The culture of an organization is one of the main factors in motivating the actions and attitudes of employees. The culture of an organization is what brings people together for a common purpose. As such, since these ideas on culture come from business, this may be something that administrators and teachers need to be aware of as they set up the institutional culture or classroom culture.
Therefore, this post will look at several common types of organizational cultures and their relationship or similarity to what happens in a school context. The ideas discussed below come from the Competing Values Framework and include four main quadrants in which cultures can be found, and these are.
An organization that has a clan-style culture is perhaps the one most similar to most schools. A clan organization emphasizes relationships, mentoring, development, and other personal growth characteristics. Most teachers want to see their students develop into responsible young adults and take satisfaction from this. The same can be said of many administrators regarding seeing their teachers and their students grow and develop healthy relationships.

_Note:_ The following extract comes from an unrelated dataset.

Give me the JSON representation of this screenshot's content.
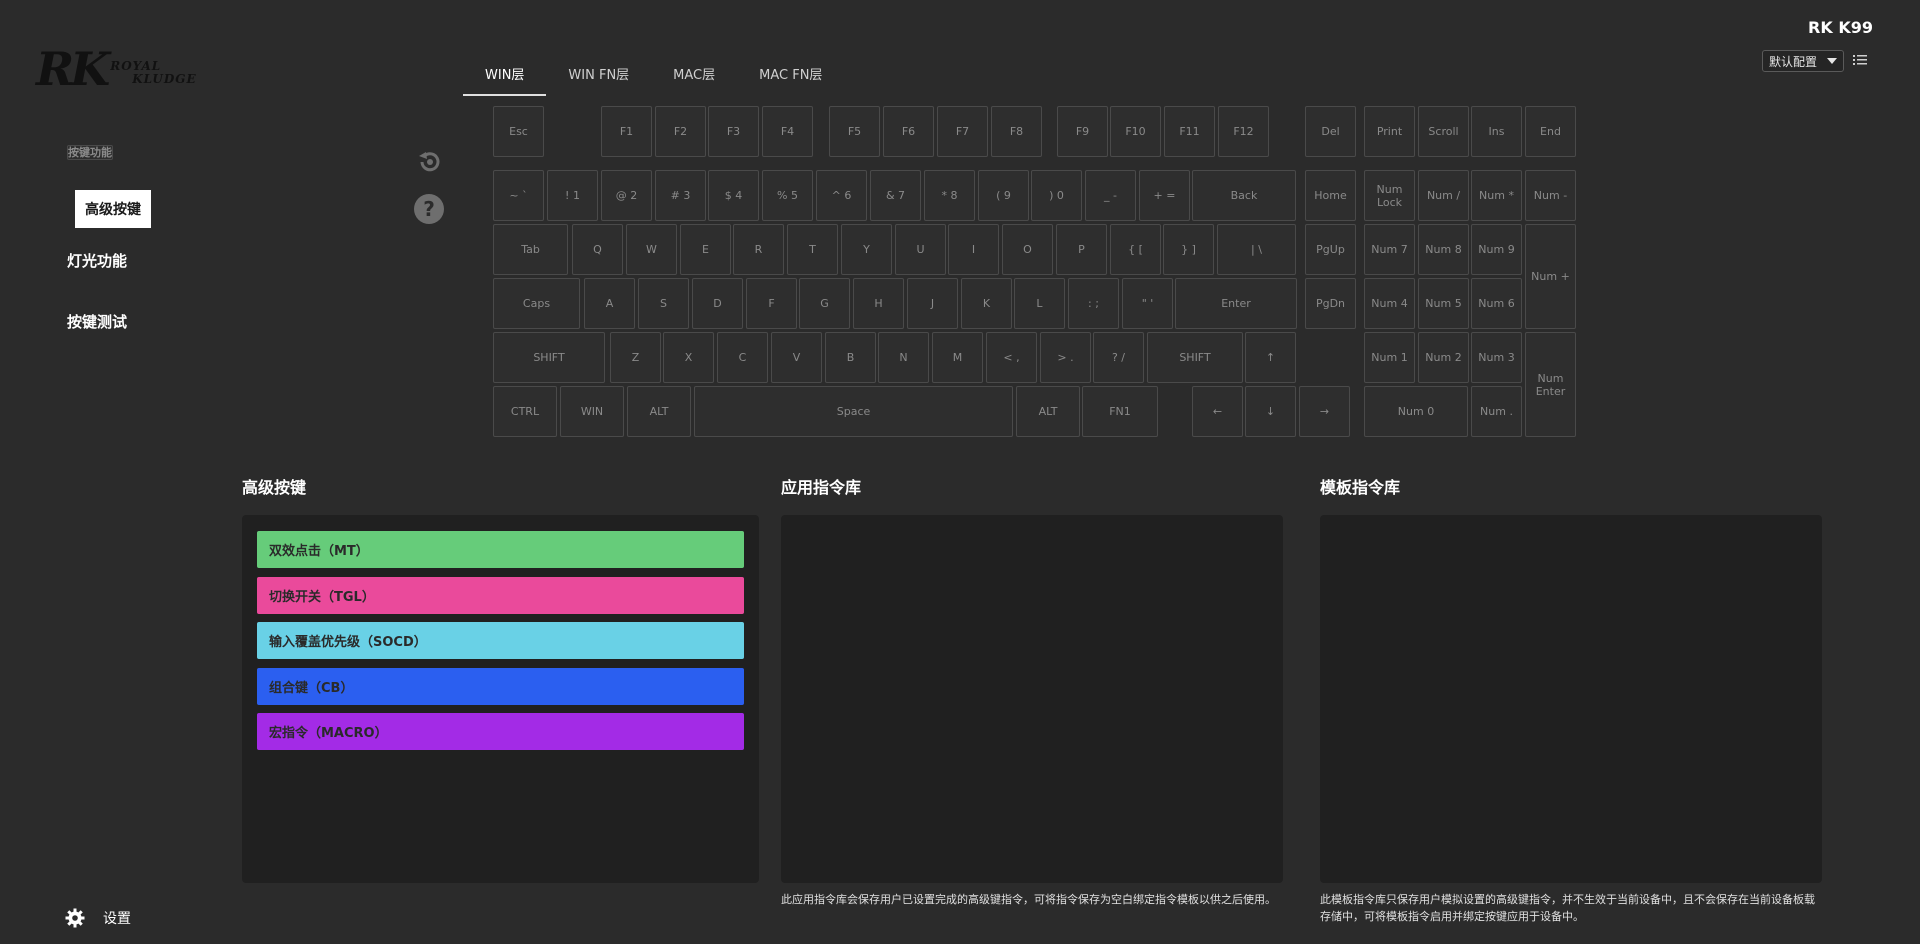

An adhocracy culture is one in which there is an emphasis on innovation, experimentation, and risk-taking. This style of culture may not be the most common in schools. Schools often tend to focus on preserving the social structure rather than pushing the edges of the envelope. However, this is not to say that no innovation and experimentation is happening in schools. The real point relative to the industry and companies like Google and Facebook is that schools are not highly innovative.
Efficiency is the name of the game for hierarchy culture. In this culture, there is a focus on precision, expertise, cautiousness, and conservatism. A hierarchical culture has found a system that works and does not want to disturb said system. Like the clan culture, the hierarchy culture is widespread in the educational setting.

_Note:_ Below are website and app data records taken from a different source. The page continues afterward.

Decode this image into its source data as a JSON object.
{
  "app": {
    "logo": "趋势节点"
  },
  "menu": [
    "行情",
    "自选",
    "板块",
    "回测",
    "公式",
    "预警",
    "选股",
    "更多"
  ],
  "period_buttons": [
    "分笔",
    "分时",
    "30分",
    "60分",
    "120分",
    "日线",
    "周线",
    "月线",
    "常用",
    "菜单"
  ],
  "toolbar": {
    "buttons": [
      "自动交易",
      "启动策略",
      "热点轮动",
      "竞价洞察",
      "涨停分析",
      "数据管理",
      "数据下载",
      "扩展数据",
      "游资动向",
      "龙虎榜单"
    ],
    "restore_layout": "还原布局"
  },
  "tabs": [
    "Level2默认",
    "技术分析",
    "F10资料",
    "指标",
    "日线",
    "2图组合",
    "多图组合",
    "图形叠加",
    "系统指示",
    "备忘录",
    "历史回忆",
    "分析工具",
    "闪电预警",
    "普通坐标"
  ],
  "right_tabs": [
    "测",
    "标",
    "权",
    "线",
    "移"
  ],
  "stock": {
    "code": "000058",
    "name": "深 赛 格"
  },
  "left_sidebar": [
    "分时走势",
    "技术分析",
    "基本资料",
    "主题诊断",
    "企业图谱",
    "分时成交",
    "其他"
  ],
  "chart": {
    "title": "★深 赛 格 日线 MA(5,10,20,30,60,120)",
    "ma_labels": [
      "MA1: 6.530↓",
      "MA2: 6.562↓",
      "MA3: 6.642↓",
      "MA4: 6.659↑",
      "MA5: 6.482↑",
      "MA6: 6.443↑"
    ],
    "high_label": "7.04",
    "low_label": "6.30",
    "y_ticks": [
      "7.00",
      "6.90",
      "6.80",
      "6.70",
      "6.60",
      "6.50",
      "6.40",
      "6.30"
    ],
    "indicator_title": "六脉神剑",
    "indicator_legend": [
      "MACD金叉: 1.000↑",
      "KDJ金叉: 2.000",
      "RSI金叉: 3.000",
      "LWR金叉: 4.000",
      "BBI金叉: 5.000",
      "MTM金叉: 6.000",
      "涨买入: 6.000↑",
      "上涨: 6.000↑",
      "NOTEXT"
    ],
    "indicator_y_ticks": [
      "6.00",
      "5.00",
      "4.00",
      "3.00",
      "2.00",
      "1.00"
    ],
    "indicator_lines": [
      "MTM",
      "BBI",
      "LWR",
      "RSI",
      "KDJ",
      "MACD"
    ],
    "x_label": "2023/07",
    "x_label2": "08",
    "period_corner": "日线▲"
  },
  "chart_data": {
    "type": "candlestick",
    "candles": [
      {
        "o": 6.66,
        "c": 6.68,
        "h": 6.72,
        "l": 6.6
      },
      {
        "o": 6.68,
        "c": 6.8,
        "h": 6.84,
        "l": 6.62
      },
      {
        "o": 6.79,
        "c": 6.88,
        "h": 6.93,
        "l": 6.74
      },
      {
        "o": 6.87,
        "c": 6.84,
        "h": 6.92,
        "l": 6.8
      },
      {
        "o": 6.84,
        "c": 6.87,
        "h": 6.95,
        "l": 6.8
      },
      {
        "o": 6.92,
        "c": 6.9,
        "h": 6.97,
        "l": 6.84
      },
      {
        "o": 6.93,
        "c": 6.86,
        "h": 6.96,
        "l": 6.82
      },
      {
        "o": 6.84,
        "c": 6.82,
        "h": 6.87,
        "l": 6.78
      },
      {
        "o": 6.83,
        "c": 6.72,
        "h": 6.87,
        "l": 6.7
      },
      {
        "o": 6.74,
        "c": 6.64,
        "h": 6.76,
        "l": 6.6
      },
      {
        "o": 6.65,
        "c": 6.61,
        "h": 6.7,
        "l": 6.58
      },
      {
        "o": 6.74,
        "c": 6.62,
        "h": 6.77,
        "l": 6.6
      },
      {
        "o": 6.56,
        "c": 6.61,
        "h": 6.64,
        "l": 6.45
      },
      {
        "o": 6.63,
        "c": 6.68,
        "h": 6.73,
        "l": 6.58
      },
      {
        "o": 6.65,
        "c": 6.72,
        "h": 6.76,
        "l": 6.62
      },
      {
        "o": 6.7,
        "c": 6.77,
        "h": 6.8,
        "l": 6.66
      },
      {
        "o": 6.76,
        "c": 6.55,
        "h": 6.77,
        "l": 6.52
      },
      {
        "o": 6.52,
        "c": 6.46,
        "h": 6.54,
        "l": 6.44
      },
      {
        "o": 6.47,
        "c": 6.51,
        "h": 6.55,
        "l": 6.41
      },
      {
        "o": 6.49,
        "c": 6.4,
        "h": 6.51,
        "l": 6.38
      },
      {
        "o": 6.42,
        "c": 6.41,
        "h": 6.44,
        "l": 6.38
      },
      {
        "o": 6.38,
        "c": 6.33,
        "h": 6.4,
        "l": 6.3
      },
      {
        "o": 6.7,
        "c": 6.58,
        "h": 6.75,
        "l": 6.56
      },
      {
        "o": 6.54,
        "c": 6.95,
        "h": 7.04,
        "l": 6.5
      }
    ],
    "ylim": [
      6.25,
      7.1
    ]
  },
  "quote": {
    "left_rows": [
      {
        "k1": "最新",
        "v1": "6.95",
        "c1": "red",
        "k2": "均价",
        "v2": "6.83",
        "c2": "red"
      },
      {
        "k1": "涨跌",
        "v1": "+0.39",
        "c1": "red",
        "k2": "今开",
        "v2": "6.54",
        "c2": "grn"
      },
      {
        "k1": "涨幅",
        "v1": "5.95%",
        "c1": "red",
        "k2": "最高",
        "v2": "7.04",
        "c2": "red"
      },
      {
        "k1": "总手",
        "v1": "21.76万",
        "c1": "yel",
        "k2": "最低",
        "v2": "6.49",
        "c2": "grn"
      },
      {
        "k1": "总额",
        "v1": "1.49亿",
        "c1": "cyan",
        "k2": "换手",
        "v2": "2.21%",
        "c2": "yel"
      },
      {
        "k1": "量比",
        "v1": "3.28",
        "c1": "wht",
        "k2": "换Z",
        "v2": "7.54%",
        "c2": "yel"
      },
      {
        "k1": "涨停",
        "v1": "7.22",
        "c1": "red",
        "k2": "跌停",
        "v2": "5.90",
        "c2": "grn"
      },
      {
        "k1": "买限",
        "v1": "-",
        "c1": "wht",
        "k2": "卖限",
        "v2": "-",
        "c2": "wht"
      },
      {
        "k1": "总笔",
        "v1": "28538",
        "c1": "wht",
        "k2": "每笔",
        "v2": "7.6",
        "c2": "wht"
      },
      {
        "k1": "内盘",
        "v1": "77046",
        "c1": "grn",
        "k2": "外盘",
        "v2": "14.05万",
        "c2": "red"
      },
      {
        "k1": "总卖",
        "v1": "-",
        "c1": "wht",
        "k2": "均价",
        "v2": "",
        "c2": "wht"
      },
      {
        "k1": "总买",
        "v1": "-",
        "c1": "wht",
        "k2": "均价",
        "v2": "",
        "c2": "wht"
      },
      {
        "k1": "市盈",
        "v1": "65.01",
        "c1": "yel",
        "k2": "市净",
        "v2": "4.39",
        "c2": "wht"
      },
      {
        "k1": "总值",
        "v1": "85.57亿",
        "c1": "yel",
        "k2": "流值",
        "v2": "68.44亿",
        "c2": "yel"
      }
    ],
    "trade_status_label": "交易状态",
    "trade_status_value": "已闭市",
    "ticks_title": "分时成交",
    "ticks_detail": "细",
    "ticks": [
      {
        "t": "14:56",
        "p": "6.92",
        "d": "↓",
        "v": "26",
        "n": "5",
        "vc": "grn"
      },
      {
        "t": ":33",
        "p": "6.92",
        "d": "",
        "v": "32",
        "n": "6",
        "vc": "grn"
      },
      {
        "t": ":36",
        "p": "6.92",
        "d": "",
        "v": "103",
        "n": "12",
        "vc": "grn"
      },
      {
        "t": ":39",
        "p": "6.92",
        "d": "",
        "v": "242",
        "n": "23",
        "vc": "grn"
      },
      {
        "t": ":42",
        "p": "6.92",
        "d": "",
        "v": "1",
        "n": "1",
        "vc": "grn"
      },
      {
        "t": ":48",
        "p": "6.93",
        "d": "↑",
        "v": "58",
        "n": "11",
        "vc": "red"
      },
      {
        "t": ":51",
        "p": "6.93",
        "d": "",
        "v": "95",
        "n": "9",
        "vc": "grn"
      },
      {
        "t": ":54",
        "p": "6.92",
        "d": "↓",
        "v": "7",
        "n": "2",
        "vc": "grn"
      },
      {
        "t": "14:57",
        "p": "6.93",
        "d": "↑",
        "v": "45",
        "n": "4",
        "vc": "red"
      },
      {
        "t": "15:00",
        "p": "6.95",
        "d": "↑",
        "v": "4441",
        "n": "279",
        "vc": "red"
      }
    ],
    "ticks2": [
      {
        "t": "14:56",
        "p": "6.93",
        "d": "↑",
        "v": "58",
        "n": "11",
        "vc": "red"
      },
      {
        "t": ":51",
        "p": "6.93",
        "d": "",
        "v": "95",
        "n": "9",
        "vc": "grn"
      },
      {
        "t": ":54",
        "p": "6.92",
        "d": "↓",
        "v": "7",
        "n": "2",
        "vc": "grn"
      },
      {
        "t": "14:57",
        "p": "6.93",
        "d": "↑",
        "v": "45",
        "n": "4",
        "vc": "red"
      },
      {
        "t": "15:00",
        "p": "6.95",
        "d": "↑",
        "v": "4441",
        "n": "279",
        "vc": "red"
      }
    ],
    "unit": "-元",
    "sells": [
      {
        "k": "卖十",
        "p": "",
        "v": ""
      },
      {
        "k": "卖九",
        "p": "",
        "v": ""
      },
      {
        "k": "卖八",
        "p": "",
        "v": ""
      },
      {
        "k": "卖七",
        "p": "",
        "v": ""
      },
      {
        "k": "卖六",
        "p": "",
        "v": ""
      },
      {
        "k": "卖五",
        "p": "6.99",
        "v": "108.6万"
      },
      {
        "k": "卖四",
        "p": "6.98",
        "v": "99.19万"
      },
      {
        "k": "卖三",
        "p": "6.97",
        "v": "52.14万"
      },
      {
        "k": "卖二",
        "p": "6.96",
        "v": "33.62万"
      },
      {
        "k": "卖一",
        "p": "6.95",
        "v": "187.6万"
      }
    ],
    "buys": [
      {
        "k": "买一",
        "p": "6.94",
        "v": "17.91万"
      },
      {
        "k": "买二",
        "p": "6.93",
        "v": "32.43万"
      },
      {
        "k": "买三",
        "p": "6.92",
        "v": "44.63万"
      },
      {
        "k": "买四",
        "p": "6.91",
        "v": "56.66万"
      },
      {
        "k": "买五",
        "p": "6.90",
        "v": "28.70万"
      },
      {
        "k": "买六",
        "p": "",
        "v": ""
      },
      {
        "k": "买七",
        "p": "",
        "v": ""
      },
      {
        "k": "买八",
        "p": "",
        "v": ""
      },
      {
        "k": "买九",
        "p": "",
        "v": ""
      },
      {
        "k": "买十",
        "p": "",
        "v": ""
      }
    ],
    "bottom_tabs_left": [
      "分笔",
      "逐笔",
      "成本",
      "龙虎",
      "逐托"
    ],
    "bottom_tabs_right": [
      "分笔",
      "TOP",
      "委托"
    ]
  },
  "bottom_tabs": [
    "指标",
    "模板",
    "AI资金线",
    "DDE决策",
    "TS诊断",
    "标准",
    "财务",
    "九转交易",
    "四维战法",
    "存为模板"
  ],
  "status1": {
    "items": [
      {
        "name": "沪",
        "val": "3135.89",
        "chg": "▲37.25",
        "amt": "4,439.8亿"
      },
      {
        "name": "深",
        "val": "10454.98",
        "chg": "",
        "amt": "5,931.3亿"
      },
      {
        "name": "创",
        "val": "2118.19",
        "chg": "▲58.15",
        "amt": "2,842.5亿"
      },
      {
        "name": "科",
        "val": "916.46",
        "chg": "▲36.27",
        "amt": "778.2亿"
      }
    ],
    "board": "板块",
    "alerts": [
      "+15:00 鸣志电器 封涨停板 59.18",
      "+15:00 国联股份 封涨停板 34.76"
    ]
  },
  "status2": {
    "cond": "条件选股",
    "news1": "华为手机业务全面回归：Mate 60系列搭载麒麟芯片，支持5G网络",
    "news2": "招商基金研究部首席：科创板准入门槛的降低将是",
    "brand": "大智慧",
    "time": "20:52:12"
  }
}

Last but not least is the market culture. This culture focuses on delivering value, fast decision-making, and a general sense of getting things done. Educational institutions are not generally known for their speed and decision-making. However, this may be because of the focus on relationships and a preference for a clan-like culture.
The main benefit of this information is reflection. Every teacher and leader needs to ask themselves what kind of culture do I want to develop. Having insights into what types of cultures are common can help any leader develop their unique approach. The culture of a school can be firmly in one style or the other or be a mixture of various techniques to facilitate success.